DAVOS – South Africa will support Zimbabwe in whatever way it can, but within the framework of what it is able to provide.
International Relations Minister Lindiwe Sisulu said on the sidelines of the World Economic Forum annual meeting in Davos, Switzerland, yesterday that South Africa was keeping communication channels open with its southern African neighbour.
“We think that Zimbabwe is in an unfortunate position where large sections of the people are unhappy and expressing their unhappiness very publicly in the streets,” Sisulu said.
“We would like to give whatever support we can to the government of Zimbabwe to make sure they can provide stability and calm the public in the most peaceful way possible.
“We are also prepared to support them in whatever way we can. I’m not sure if it will be financially, or whatever kind of aid we can provide. Our support will, of course, depend on our ability to provide them with whatever kind of support… it will not necessarily be what they need, but what we can afford.”
South Africa reportedly turned down a request from Zimbabwe for a $1.2 billion (about R16.6bn) loan in December.
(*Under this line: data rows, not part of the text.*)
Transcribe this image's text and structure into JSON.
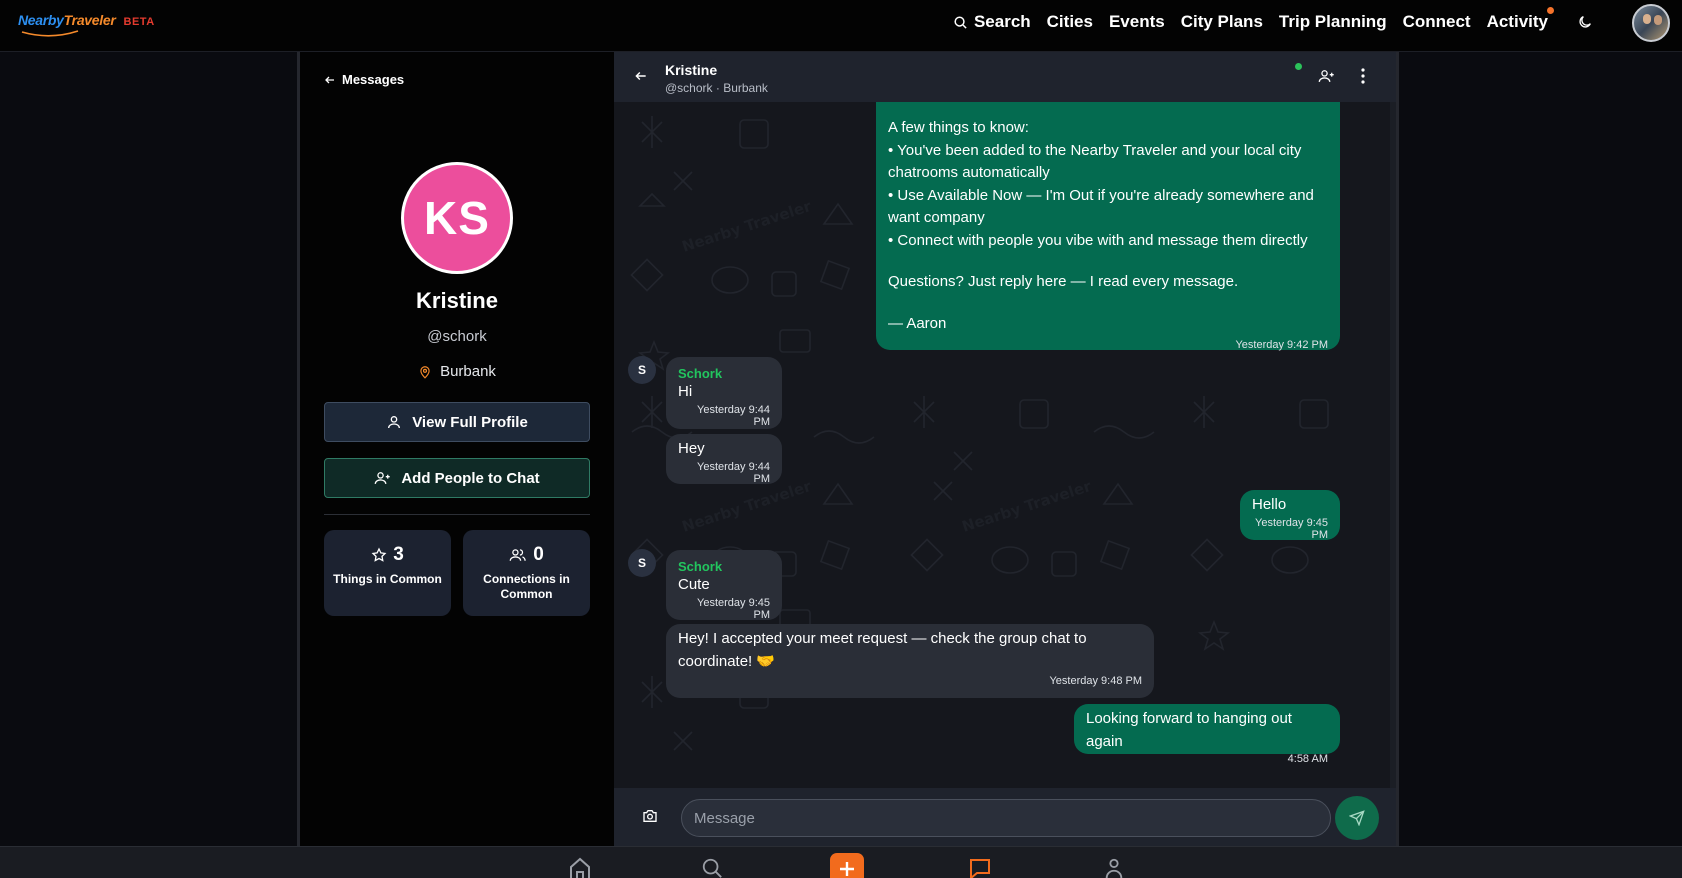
{
  "brand": {
    "word1": "Nearby",
    "word2": "Traveler",
    "badge": "BETA"
  },
  "nav": {
    "items": [
      {
        "label": "Search",
        "icon": "search-icon"
      },
      {
        "label": "Cities"
      },
      {
        "label": "Events"
      },
      {
        "label": "City Plans"
      },
      {
        "label": "Trip Planning"
      },
      {
        "label": "Connect"
      },
      {
        "label": "Activity",
        "notification_dot": true
      }
    ],
    "theme_toggle_icon": "moon-icon"
  },
  "profile": {
    "back_label": "Messages",
    "initials": "KS",
    "name": "Kristine",
    "handle": "@schork",
    "location": "Burbank",
    "view_profile_label": "View Full Profile",
    "add_people_label": "Add People to Chat",
    "stats": [
      {
        "value": "3",
        "label": "Things in Common",
        "icon": "star-icon"
      },
      {
        "value": "0",
        "label": "Connections in Common",
        "icon": "users-icon"
      }
    ]
  },
  "chat": {
    "header": {
      "name": "Kristine",
      "subtitle": "@schork · Burbank",
      "online": true
    },
    "messages": [
      {
        "direction": "out",
        "lines": [
          "A few things to know:",
          "• You've been added to the Nearby Traveler and your local city chatrooms automatically",
          "• Use Available Now — I'm Out if you're already somewhere and want company",
          "• Connect with people you vibe with and message them directly",
          "",
          "Questions? Just reply here — I read every message.",
          "",
          "— Aaron"
        ],
        "time": "Yesterday 9:42 PM"
      },
      {
        "direction": "in",
        "sender": "Schork",
        "avatar": "S",
        "text": "Hi",
        "time": "Yesterday 9:44 PM"
      },
      {
        "direction": "in",
        "text": "Hey",
        "time": "Yesterday 9:44 PM"
      },
      {
        "direction": "out",
        "text": "Hello",
        "time": "Yesterday 9:45 PM"
      },
      {
        "direction": "in",
        "sender": "Schork",
        "avatar": "S",
        "text": "Cute",
        "time": "Yesterday 9:45 PM"
      },
      {
        "direction": "in",
        "text": "Hey! I accepted your meet request — check the group chat to coordinate! 🤝",
        "time": "Yesterday 9:48 PM"
      },
      {
        "direction": "out",
        "text": "Looking forward to hanging out again",
        "time": "4:58 AM"
      }
    ],
    "composer": {
      "placeholder": "Message"
    },
    "watermark": "Nearby Traveler"
  },
  "bottom_nav": [
    "home-icon",
    "search-icon",
    "plus-icon",
    "messages-icon",
    "profile-icon"
  ],
  "colors": {
    "brand_blue": "#2d8ff0",
    "brand_orange": "#f58a2b",
    "beta_red": "#e53b2f",
    "outgoing_bubble": "#046b50",
    "incoming_bubble": "#2a2e37",
    "sender_name": "#22c55e",
    "avatar_pink": "#ec4e9c",
    "accent_orange": "#f26b1d"
  }
}
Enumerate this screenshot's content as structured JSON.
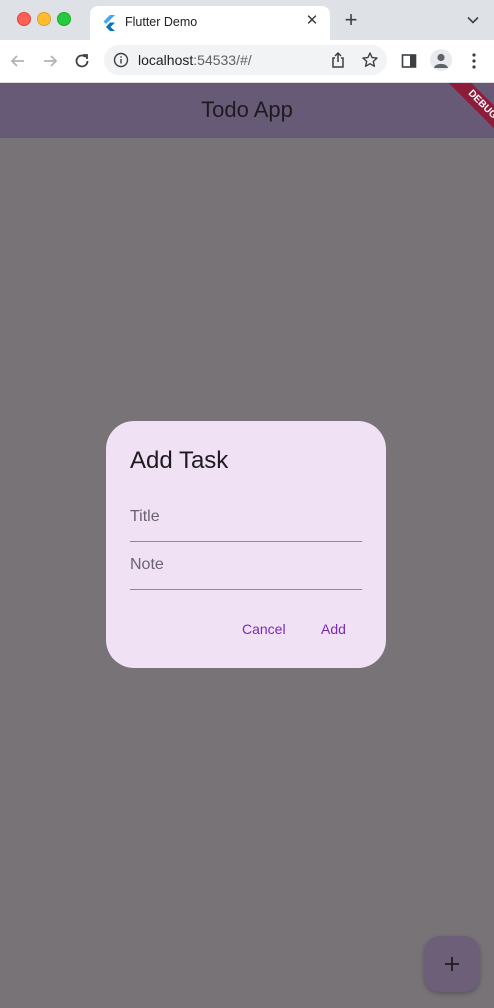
{
  "browser": {
    "tab_title": "Flutter Demo",
    "tab_close": "✕",
    "new_tab": "+",
    "url_host": "localhost",
    "url_rest": ":54533/#/"
  },
  "app": {
    "title": "Todo App",
    "debug_label": "DEBUG",
    "theme": {
      "appbar": "#675a77",
      "dialog_bg": "#f0e1f5",
      "accent": "#7a2ab3",
      "scrim": "#777377"
    }
  },
  "dialog": {
    "title": "Add Task",
    "title_field": {
      "placeholder": "Title",
      "value": ""
    },
    "note_field": {
      "placeholder": "Note",
      "value": ""
    },
    "cancel_label": "Cancel",
    "add_label": "Add"
  },
  "fab": {
    "icon": "plus-icon"
  }
}
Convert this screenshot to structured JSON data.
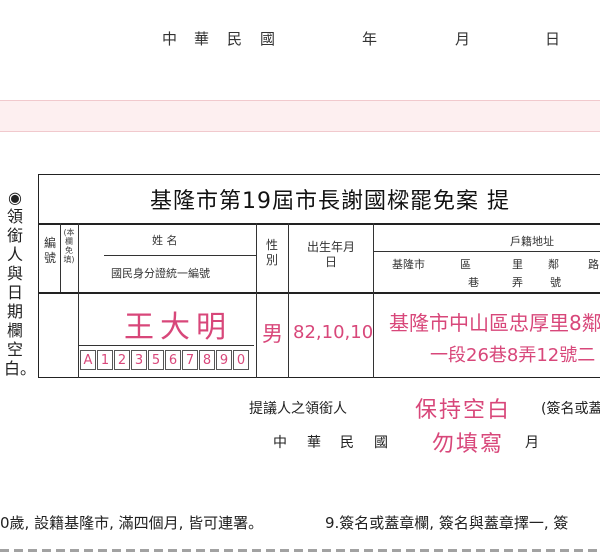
{
  "header": {
    "date_chars": [
      "中",
      "華",
      "民",
      "國",
      "年",
      "月",
      "日"
    ]
  },
  "side_note": "◉領銜人與日期欄空白。",
  "form": {
    "title": "基隆市第19屆市長謝國樑罷免案 提",
    "columns": {
      "number": "編號",
      "number_note": "(本欄免填)",
      "name": "姓 名",
      "id_number": "國民身分證統一編號",
      "gender": "性別",
      "birth": "出生年月日",
      "address": "戶籍地址",
      "address_sub": [
        "基隆市",
        "區",
        "里",
        "鄰",
        "路",
        "巷",
        "弄",
        "號"
      ]
    },
    "row": {
      "name": "王大明",
      "id_chars": [
        "A",
        "1",
        "2",
        "3",
        "5",
        "6",
        "7",
        "8",
        "9",
        "0"
      ],
      "gender": "男",
      "birth": "82,10,10",
      "address_line1": "基隆市中山區忠厚里8鄰",
      "address_line2": "一段26巷8弄12號二"
    }
  },
  "below": {
    "leader_label": "提議人之領銜人",
    "sign_label": "(簽名或蓋",
    "handwritten_1": "保持空白",
    "handwritten_2": "勿填寫",
    "date_chars": [
      "中",
      "華",
      "民",
      "國",
      "月"
    ]
  },
  "footer": {
    "left": "0歲, 設籍基隆市, 滿四個月, 皆可連署。",
    "right": "9.簽名或蓋章欄, 簽名與蓋章擇一, 簽"
  }
}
South Africa is Zimbabwe's biggest trading partner.
Last week, Zimbabwe erupted in countrywide anti-government protests after President Emmerson Mnangagwa hiked the fuel price by up to 150 percent.
The government said the hikes, meant to tackle fuel shortages, were part of the government's reining-in of inflation, shrinking the budget deficit and settling arrears to creditors so that it can resume borrowing again.
The Zimbabwe Human Rights NGO forum says at least 12 people were killed and 78 treated for gunshot injuries.
The protests forced Mnangagwa to abandon his trip to Davos in order to address the crisis.
“We want to show that we are making progress on the macroeconomic front,” said Finance Minister Mthuli Ncube in an interview in Davos. “It’s painful, there are protests, but we have to stay the course.”
African News Agency (ANA)